I would have thought that there needed to be some way that that the $5 dollar levy that is currently paid could be adjusted so that a portion of it could go to the Cattle Council or, if people did not like the Cattle Council, another body, but I thought the Cattle Council was better than any other suggestion—certainly a better suggestion than a government set-up peak body for primary producers; however, the current $5 levy paid on every transaction involving an animal a small portion of that should be allocated to an industry body—I suggest Cattle Council—to give it the resources to be a good advocate and manager on behalf of the grass-fed cattle industry.

Senator Back mentioned the current situation in the industry is that the grass-fed levy payers pay the majority of the contribution but it seems—and the evidence seemed to support this—that most of those funds were used by other sections of the industry: the feedlot industry, the processing industry and little of it came back in direct support for the grass-fed cattle producers. It was a bit like the old Boston Tea Party: no taxation without representation. The grass-fed levy payers were paying most of the money but having the least say.

MLA recognises this to a degree. MLA, up until now, had a very convoluted system of appointing its board. Effectively, it meant that the grass-fed levy payers, who contributed most of the money to the MLA, have very, very little say in who was appointed to the board. In fact MLA and a selection committee, which consisted mainly of existing MLA directors, actually suggested who the new directors might be but they only gave the voters one choice. So you have an election for the new director but he is the only one who we are nominating that you can vote for.

MLA, to its credit, has realised that that is just not sustainable either and they have taken steps to alter their rules to give the opportunity for more grass-fed levy payers to become members of the MLA board. There was a suggestion that one of the skills that is necessary for appointment to that board should be a direct understanding of the grass-fed cattle industry.

Whilst I support all of the other recommendations of the committee—and there were some very good recommendations—I did disagree with that first recommendation about a government set-up peak body. I think with a bit of goodwill, effort and getting the proper resources that I suggest in my dissenting report, Cattle Council could do the job.

The only other recommendation I disagreed with was recommendation 5—the abolition of the Red Meat Advisory Council that Senator Back has also mentioned. I took from the evidence and from my limited knowledge of the industry that, while the Red Meat Advisory Council, which comprises all elements of the meat industry, has been found wanting in certain areas, generally, it is able to give whole-of-industry advice to government. It cannot get involved where only one part of the industry is involved, for example, in the ban of live exports, because it comprises not only the grass-fed cattle producers but also the processors.
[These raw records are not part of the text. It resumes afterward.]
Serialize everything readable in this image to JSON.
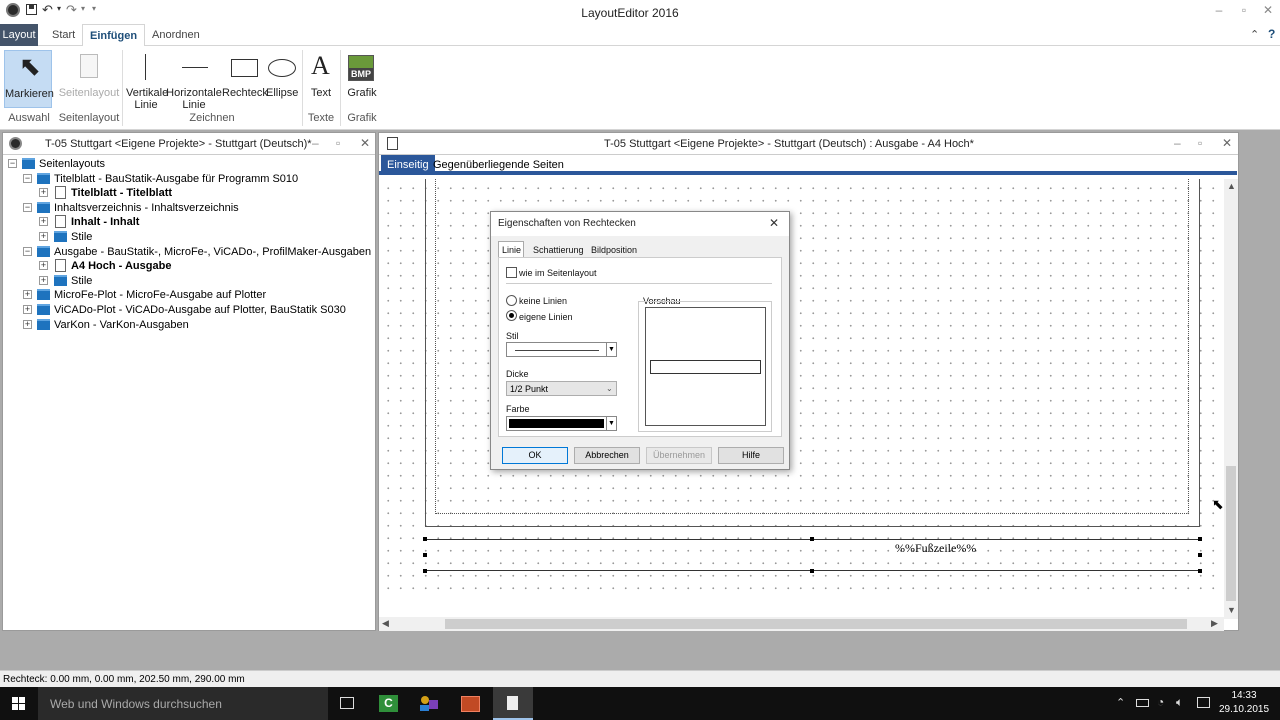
{
  "window": {
    "title": "LayoutEditor 2016"
  },
  "quick_access": {
    "save_icon": "save-icon",
    "undo_icon": "undo-icon",
    "redo_icon": "redo-icon"
  },
  "ribbon_tabs": [
    "Layout",
    "Start",
    "Einfügen",
    "Anordnen"
  ],
  "ribbon": {
    "buttons": {
      "markieren": "Markieren",
      "seitenlayout": "Seitenlayout",
      "vertikale": "Vertikale Linie",
      "horizontale": "Horizontale Linie",
      "rechteck": "Rechteck",
      "ellipse": "Ellipse",
      "text": "Text",
      "grafik": "Grafik",
      "bmp_badge": "BMP"
    },
    "groups": {
      "auswahl": "Auswahl",
      "seitenlayout": "Seitenlayout",
      "zeichnen": "Zeichnen",
      "texte": "Texte",
      "grafik": "Grafik"
    }
  },
  "left_pane": {
    "title": "T-05 Stuttgart <Eigene Projekte> - Stuttgart (Deutsch)*",
    "tree": [
      {
        "label": "Seitenlayouts",
        "bold": false
      },
      {
        "label": "Titelblatt - BauStatik-Ausgabe für Programm S010",
        "bold": false
      },
      {
        "label": "Titelblatt - Titelblatt",
        "bold": true
      },
      {
        "label": "Inhaltsverzeichnis - Inhaltsverzeichnis",
        "bold": false
      },
      {
        "label": "Inhalt - Inhalt",
        "bold": true
      },
      {
        "label": "Stile",
        "bold": false
      },
      {
        "label": "Ausgabe - BauStatik-, MicroFe-, ViCADo-, ProfilMaker-Ausgaben",
        "bold": false
      },
      {
        "label": "A4 Hoch - Ausgabe",
        "bold": true
      },
      {
        "label": "Stile",
        "bold": false
      },
      {
        "label": "MicroFe-Plot - MicroFe-Ausgabe auf Plotter",
        "bold": false
      },
      {
        "label": "ViCADo-Plot - ViCADo-Ausgabe auf Plotter, BauStatik S030",
        "bold": false
      },
      {
        "label": "VarKon - VarKon-Ausgaben",
        "bold": false
      }
    ]
  },
  "right_pane": {
    "title": "T-05 Stuttgart <Eigene Projekte> - Stuttgart (Deutsch) : Ausgabe - A4 Hoch*",
    "tabs": [
      "Einseitig",
      "Gegenüberliegende Seiten"
    ],
    "footer_placeholder": "%%Fußzeile%%"
  },
  "dialog": {
    "title": "Eigenschaften von Rechtecken",
    "tabs": [
      "Linie",
      "Schattierung",
      "Bildposition"
    ],
    "checkbox_label": "wie im Seitenlayout",
    "radio_none": "keine Linien",
    "radio_own": "eigene Linien",
    "stil_label": "Stil",
    "dicke_label": "Dicke",
    "dicke_value": "1/2 Punkt",
    "farbe_label": "Farbe",
    "farbe_value": "#000000",
    "vorschau_label": "Vorschau",
    "buttons": {
      "ok": "OK",
      "abbrechen": "Abbrechen",
      "uebernehmen": "Übernehmen",
      "hilfe": "Hilfe"
    }
  },
  "status_bar": "Rechteck: 0.00 mm, 0.00 mm, 202.50 mm, 290.00 mm",
  "taskbar": {
    "search_placeholder": "Web und Windows durchsuchen",
    "time": "14:33",
    "date": "29.10.2015"
  },
  "colors": {
    "accent": "#2b579a",
    "layout_tab": "#44546a",
    "taskbar": "#101010"
  }
}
Of course the processors were a bit happy when the ban on live cattle exports came in, because they could buy all the surplus cattle for next-to-no price and process it all through their processing shops.

Clearly, the Red Meat Advisory Council could not take any activity in the biggest issue that has confronted the industry in the last couple of decades, because it was comprised of too many. I think, again those sorts of bodies have their supporters and detractors but it did seem, I understood from the evidence given, that there was the need for an overall industry body and the Red Meat Advisory Council was that body and should continue.

Again, I thank all those who did contribute. It was a very interesting exercise. I did not know a great deal about the industry before this—I still don't know a great deal—but it opened the eyes of many of the senators to some of the issues and unfairnesses that are currently there, and perhaps some of the solutions that should be taken.

I wish Minister Joyce, the agriculture minister, all the very best as he sifts through the report and tries to respond and perhaps do something that will help the whole industry. I seek leave to continue my remarks later.

Leave granted; debate adjourned.